MOSCOW (AFP) - At the age of 16, Darya Moroz is too young to vote in Russia but she sneaked out to join the opposition protest in Moscow on Sunday - without telling her parents.
"I didn't tell them because I was afraid of arguments," Moroz said after she came out to support opposition leader Alexei Navalny. "I just said I was going for a walk."
She was not alone. The unauthorised protest in Moscow on Sunday drew unprecedented numbers of students and others born after President Vladimir Putin came to power in 2000, who have known only his rule.
"There were a lot of young people detained, aged 17 or 18," said Oleg Yeliseyev, a lawyer who helped three teenagers get released without charge from police stations. "This is the first time in Russia basically. Protests are getting younger."
"We don't have exact statistics but there were really a lot of minors and students," a spokesman for OVD-Info, a group that monitors police detentions in Moscow, confirmed.
"In each of the police stations there were at least two or three teenagers. That didn't happen before." .
Navalny, with his social networking savvy and readiness to send Tweets even from a courtroom, is streets ahead of other Russian politicians.
His approach clearly appeals to the internet generation that does not watch state television nor has first-hand memories of the 1990s, a decade often considered one of economic and political chaos preceding the "stability" of the Putin era.
In court on Monday, Navalny told journalists he wanted to thank high school and university students for taking part.
"I'm really happy that a generation has been born in the country who want to be citizens, who aren't afraid," he said.
But Kremlin spokesman Dmitry Peskov accused Navalny of "consciously deceiving minors, children basically", by encouraging them to attend an unsanctioned rally.
Peskov said that Navalny had offered "financial rewards" to minors if they were detained, though he gave no evidence to back up his claim.
A YouTube video posted Sunday by a nationalist news site shows a young boy apparently in a police van saying Navalny had promised that the European Court of Human Rights would pay 10,000 euros ($15,143) in compensation for detention. The video, which has no identifying details nor explains why a cameraman would be inside a police van, had been viewed 50,000 times as of Monday (March 27).
Moroz, who is studying computer programming at university, said she decided to join the protest after Navalny's anti-corruption group released a video expose linking Prime Minister Dmitry Medvedev to a vast property empire.
She said she was shocked the authorities did not react.
"The only thing that happened was that Medvedev blocked Navalny on Instagram.
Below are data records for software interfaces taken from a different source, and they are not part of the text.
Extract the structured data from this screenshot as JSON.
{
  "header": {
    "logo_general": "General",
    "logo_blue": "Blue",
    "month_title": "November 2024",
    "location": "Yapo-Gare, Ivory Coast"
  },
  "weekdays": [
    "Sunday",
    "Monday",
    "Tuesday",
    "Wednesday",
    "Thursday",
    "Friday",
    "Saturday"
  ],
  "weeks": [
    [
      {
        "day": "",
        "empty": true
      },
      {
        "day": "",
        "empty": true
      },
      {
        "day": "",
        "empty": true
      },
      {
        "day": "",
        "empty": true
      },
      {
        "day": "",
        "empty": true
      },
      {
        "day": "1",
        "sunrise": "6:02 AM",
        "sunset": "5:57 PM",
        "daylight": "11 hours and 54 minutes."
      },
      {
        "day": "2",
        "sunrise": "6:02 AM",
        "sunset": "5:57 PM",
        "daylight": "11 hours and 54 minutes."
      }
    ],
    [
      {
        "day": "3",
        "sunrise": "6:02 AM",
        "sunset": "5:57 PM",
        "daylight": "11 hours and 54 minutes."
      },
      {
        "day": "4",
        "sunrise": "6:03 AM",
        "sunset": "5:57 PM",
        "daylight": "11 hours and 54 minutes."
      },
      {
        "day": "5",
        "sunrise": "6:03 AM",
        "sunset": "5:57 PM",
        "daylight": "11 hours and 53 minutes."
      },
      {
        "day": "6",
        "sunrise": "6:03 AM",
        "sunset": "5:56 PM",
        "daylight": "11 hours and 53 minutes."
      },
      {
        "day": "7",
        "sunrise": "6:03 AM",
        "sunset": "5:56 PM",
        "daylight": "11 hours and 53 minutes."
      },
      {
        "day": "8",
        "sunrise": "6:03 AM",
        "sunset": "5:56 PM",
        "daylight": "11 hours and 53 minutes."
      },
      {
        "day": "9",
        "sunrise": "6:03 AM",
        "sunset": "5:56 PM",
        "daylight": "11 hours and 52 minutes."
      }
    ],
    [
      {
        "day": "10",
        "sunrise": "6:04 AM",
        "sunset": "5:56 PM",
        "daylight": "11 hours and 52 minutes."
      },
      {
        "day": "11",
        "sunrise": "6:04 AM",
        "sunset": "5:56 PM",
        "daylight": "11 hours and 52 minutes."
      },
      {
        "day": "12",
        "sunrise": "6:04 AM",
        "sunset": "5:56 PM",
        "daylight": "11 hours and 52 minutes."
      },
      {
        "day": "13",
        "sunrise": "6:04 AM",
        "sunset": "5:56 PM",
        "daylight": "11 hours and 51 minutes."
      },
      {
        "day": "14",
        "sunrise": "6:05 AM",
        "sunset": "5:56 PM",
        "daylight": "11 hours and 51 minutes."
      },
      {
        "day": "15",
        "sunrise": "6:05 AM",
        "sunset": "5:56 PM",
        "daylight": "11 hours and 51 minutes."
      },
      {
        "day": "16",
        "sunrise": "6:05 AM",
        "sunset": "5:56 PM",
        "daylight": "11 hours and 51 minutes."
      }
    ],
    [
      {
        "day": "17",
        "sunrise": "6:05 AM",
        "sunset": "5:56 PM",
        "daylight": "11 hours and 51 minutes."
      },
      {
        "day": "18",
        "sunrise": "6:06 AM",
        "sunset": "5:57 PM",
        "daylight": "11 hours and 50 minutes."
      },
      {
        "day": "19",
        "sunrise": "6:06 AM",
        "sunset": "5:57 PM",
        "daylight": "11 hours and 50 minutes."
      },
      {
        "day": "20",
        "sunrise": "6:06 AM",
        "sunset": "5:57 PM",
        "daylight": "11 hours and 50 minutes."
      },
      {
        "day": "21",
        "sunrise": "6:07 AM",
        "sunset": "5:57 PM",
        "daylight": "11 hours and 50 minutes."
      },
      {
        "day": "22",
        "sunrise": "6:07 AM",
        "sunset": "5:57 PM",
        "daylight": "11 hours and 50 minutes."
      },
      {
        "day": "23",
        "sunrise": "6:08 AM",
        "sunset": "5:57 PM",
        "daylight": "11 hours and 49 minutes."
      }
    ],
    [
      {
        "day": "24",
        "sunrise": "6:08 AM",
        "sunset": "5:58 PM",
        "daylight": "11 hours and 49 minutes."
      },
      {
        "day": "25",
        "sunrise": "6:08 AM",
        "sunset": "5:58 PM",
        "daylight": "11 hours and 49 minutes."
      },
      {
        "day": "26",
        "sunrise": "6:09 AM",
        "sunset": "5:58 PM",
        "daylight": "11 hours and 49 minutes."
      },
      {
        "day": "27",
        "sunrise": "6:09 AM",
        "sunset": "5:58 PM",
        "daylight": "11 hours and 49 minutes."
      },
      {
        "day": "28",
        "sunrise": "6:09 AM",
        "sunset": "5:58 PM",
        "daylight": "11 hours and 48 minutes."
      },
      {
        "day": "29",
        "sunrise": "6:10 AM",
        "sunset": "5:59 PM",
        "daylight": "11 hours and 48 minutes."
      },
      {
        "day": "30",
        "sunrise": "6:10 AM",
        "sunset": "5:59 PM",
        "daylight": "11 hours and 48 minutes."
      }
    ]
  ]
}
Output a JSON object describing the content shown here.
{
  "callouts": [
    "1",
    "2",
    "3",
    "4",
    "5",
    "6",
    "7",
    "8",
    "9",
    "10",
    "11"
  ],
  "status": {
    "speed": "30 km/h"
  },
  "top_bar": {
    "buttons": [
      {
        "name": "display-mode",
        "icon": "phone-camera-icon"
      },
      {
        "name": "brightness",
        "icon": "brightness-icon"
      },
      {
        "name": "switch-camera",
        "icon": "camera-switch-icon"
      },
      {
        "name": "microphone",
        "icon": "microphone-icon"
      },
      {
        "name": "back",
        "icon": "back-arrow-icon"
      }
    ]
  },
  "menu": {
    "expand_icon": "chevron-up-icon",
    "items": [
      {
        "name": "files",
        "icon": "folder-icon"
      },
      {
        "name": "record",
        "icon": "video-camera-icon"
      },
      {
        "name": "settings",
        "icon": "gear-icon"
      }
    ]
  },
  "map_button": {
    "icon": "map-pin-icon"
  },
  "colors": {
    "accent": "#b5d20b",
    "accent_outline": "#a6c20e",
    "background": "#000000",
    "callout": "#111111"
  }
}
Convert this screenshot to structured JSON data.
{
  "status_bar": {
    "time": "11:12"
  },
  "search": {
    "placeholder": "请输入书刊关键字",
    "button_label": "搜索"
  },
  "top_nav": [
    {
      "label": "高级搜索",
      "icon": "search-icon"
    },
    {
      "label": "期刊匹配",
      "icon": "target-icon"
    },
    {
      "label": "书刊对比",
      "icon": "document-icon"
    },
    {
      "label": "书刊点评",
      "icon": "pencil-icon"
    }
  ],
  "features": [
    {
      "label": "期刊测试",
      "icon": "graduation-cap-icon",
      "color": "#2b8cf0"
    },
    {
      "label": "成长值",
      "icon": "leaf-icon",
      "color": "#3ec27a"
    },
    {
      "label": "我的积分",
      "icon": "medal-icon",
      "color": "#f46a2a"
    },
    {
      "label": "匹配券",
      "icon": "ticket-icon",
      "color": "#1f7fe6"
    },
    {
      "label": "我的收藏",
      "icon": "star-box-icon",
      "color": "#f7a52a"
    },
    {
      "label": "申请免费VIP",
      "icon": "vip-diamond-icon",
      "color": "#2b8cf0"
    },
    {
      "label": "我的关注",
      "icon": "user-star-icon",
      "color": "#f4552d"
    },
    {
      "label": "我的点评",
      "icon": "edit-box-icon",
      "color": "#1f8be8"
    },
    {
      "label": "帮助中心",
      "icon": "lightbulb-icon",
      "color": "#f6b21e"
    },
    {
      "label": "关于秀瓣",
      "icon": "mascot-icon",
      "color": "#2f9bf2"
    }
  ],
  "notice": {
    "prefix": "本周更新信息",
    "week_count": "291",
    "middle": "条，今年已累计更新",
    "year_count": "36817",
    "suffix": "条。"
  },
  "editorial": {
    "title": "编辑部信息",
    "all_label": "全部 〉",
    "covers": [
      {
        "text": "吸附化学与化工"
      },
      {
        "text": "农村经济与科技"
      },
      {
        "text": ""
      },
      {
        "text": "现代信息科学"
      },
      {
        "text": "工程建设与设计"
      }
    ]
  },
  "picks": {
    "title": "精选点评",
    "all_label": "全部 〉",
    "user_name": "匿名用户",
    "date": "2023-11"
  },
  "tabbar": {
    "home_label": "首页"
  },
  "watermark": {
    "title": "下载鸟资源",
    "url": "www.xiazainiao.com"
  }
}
I was gobsmacked, basically," she said.
"In our country, there are no answers, no attempts to refute anything, nothing." She went to the protest with a friend, Vlad Korostelev, a 19-year-old computer security student.
They said police pulled friends from the crowd on the central Pushkin Square and hauled them into police vans.
Riot police "pulled people out at random... people who weren't holding posters or doing anything," Korostelev said. Moroz said she was "scared for myself and them."
"A lot of people were very young and they had never been in that situation, they didn't know what to do, they were just in a panic," she said. "It's scary to live in this country and you need to try to fight this, because it's totally out of line."
One of those detained was 17-year-old Roman Shingarkin, a student who shinned up a lamppost with another young protester.
He told The Village, a local news site, that officers "detained us quite harshly: a policeman hit me in the stomach." His parents collected him from the police station after its juvenile crime unit filed a report saying he shouted slogans and disobeyed police - claims which he denies.
"I'm not sorry I went to the protest. I'm just sorry I caused trouble for my parents," he said.
A poll Monday by the opposition-leaning Ekho Moskvy radio station found that 76 per cent backed school children taking part in protests.